=== Exercise material ===

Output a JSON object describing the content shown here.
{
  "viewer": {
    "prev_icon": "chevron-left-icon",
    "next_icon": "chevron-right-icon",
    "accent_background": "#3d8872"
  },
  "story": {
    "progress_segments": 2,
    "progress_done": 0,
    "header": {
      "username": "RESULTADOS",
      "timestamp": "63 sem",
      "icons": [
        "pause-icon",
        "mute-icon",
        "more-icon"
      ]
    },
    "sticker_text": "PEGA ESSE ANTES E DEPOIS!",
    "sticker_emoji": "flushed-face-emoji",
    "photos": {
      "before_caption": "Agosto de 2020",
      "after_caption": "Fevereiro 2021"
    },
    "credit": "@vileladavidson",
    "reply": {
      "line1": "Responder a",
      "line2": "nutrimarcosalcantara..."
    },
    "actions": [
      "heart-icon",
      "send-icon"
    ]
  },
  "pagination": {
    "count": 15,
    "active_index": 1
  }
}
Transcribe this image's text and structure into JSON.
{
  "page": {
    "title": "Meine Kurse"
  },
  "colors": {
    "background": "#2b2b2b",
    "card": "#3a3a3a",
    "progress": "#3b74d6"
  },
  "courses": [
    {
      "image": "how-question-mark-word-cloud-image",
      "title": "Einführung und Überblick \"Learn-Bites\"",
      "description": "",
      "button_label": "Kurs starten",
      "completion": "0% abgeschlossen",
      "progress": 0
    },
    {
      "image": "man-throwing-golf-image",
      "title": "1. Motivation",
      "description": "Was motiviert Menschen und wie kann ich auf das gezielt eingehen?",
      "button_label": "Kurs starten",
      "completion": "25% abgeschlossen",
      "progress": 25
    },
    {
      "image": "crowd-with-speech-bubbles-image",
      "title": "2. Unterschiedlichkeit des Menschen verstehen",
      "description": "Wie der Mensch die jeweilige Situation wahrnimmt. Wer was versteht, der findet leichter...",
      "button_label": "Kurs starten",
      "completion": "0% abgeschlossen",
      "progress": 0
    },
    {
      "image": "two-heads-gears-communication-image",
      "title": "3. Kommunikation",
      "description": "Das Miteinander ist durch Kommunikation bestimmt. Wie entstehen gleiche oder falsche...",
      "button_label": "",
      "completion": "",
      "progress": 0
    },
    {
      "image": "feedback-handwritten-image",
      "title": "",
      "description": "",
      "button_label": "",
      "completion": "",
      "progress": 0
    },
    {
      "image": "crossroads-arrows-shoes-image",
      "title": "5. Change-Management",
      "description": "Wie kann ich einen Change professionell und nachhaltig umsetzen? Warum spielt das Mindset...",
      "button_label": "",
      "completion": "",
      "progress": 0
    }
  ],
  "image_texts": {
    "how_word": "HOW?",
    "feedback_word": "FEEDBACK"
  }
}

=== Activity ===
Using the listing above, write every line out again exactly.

=== Expected answer ===
Output a JSON object describing the content shown here.
{
  "viewer": {
    "prev_icon": "chevron-left-icon",
    "next_icon": "chevron-right-icon",
    "accent_background": "#3d8872"
  },
  "story": {
    "progress_segments": 2,
    "progress_done": 0,
    "header": {
      "username": "RESULTADOS",
      "timestamp": "63 sem",
      "icons": [
        "pause-icon",
        "mute-icon",
        "more-icon"
      ]
    },
    "sticker_text": "PEGA ESSE ANTES E DEPOIS!",
    "sticker_emoji": "flushed-face-emoji",
    "photos": {
      "before_caption": "Agosto de 2020",
      "after_caption": "Fevereiro 2021"
    },
    "credit": "@vileladavidson",
    "reply": {
      "line1": "Responder a",
      "line2": "nutrimarcosalcantara..."
    },
    "actions": [
      "heart-icon",
      "send-icon"
    ]
  },
  "pagination": {
    "count": 15,
    "active_index": 1
  }
}
Transcribe this image's text and structure into JSON.
{
  "page": {
    "title": "Meine Kurse"
  },
  "colors": {
    "background": "#2b2b2b",
    "card": "#3a3a3a",
    "progress": "#3b74d6"
  },
  "courses": [
    {
      "image": "how-question-mark-word-cloud-image",
      "title": "Einführung und Überblick \"Learn-Bites\"",
      "description": "",
      "button_label": "Kurs starten",
      "completion": "0% abgeschlossen",
      "progress": 0
    },
    {
      "image": "man-throwing-golf-image",
      "title": "1. Motivation",
      "description": "Was motiviert Menschen und wie kann ich auf das gezielt eingehen?",
      "button_label": "Kurs starten",
      "completion": "25% abgeschlossen",
      "progress": 25
    },
    {
      "image": "crowd-with-speech-bubbles-image",
      "title": "2. Unterschiedlichkeit des Menschen verstehen",
      "description": "Wie der Mensch die jeweilige Situation wahrnimmt. Wer was versteht, der findet leichter...",
      "button_label": "Kurs starten",
      "completion": "0% abgeschlossen",
      "progress": 0
    },
    {
      "image": "two-heads-gears-communication-image",
      "title": "3. Kommunikation",
      "description": "Das Miteinander ist durch Kommunikation bestimmt. Wie entstehen gleiche oder falsche...",
      "button_label": "",
      "completion": "",
      "progress": 0
    },
    {
      "image": "feedback-handwritten-image",
      "title": "",
      "description": "",
      "button_label": "",
      "completion": "",
      "progress": 0
    },
    {
      "image": "crossroads-arrows-shoes-image",
      "title": "5. Change-Management",
      "description": "Wie kann ich einen Change professionell und nachhaltig umsetzen? Warum spielt das Mindset...",
      "button_label": "",
      "completion": "",
      "progress": 0
    }
  ],
  "image_texts": {
    "how_word": "HOW?",
    "feedback_word": "FEEDBACK"
  }
}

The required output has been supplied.